### GIVEN RECORDS
———

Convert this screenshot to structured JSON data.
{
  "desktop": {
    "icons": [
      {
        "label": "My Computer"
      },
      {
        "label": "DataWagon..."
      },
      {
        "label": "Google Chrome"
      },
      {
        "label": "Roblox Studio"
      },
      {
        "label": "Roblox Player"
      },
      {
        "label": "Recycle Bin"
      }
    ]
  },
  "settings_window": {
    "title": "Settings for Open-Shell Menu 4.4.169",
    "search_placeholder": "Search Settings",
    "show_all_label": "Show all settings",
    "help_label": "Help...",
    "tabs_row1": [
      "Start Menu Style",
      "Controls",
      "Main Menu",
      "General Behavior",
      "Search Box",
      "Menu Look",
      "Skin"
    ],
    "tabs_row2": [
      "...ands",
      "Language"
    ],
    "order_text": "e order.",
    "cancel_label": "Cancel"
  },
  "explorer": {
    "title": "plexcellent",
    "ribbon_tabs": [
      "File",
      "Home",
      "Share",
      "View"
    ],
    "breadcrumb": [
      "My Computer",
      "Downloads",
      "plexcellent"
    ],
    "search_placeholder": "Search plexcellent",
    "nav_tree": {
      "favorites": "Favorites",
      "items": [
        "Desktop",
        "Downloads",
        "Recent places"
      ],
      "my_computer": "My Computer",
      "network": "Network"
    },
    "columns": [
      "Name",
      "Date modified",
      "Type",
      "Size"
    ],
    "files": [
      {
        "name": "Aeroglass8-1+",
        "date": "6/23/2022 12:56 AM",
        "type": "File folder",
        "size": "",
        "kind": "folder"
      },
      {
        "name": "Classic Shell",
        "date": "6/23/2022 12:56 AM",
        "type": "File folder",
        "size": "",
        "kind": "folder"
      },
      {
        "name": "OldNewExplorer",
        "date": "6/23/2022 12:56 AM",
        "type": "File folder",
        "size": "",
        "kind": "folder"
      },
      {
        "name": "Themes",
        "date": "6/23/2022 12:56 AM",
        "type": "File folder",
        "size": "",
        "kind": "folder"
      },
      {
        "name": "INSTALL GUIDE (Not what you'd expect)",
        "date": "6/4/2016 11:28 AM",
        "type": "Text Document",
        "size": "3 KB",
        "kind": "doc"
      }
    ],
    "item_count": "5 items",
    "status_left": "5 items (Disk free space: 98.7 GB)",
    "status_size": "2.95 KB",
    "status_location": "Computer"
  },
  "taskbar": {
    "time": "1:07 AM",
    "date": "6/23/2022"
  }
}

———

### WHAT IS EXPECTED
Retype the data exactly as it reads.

### ANSWER TO THE PROBLEM
Convert this screenshot to structured JSON data.
{
  "desktop": {
    "icons": [
      {
        "label": "My Computer"
      },
      {
        "label": "DataWagon..."
      },
      {
        "label": "Google Chrome"
      },
      {
        "label": "Roblox Studio"
      },
      {
        "label": "Roblox Player"
      },
      {
        "label": "Recycle Bin"
      }
    ]
  },
  "settings_window": {
    "title": "Settings for Open-Shell Menu 4.4.169",
    "search_placeholder": "Search Settings",
    "show_all_label": "Show all settings",
    "help_label": "Help...",
    "tabs_row1": [
      "Start Menu Style",
      "Controls",
      "Main Menu",
      "General Behavior",
      "Search Box",
      "Menu Look",
      "Skin"
    ],
    "tabs_row2": [
      "...ands",
      "Language"
    ],
    "order_text": "e order.",
    "cancel_label": "Cancel"
  },
  "explorer": {
    "title": "plexcellent",
    "ribbon_tabs": [
      "File",
      "Home",
      "Share",
      "View"
    ],
    "breadcrumb": [
      "My Computer",
      "Downloads",
      "plexcellent"
    ],
    "search_placeholder": "Search plexcellent",
    "nav_tree": {
      "favorites": "Favorites",
      "items": [
        "Desktop",
        "Downloads",
        "Recent places"
      ],
      "my_computer": "My Computer",
      "network": "Network"
    },
    "columns": [
      "Name",
      "Date modified",
      "Type",
      "Size"
    ],
    "files": [
      {
        "name": "Aeroglass8-1+",
        "date": "6/23/2022 12:56 AM",
        "type": "File folder",
        "size": "",
        "kind": "folder"
      },
      {
        "name": "Classic Shell",
        "date": "6/23/2022 12:56 AM",
        "type": "File folder",
        "size": "",
        "kind": "folder"
      },
      {
        "name": "OldNewExplorer",
        "date": "6/23/2022 12:56 AM",
        "type": "File folder",
        "size": "",
        "kind": "folder"
      },
      {
        "name": "Themes",
        "date": "6/23/2022 12:56 AM",
        "type": "File folder",
        "size": "",
        "kind": "folder"
      },
      {
        "name": "INSTALL GUIDE (Not what you'd expect)",
        "date": "6/4/2016 11:28 AM",
        "type": "Text Document",
        "size": "3 KB",
        "kind": "doc"
      }
    ],
    "item_count": "5 items",
    "status_left": "5 items (Disk free space: 98.7 GB)",
    "status_size": "2.95 KB",
    "status_location": "Computer"
  },
  "taskbar": {
    "time": "1:07 AM",
    "date": "6/23/2022"
  }
}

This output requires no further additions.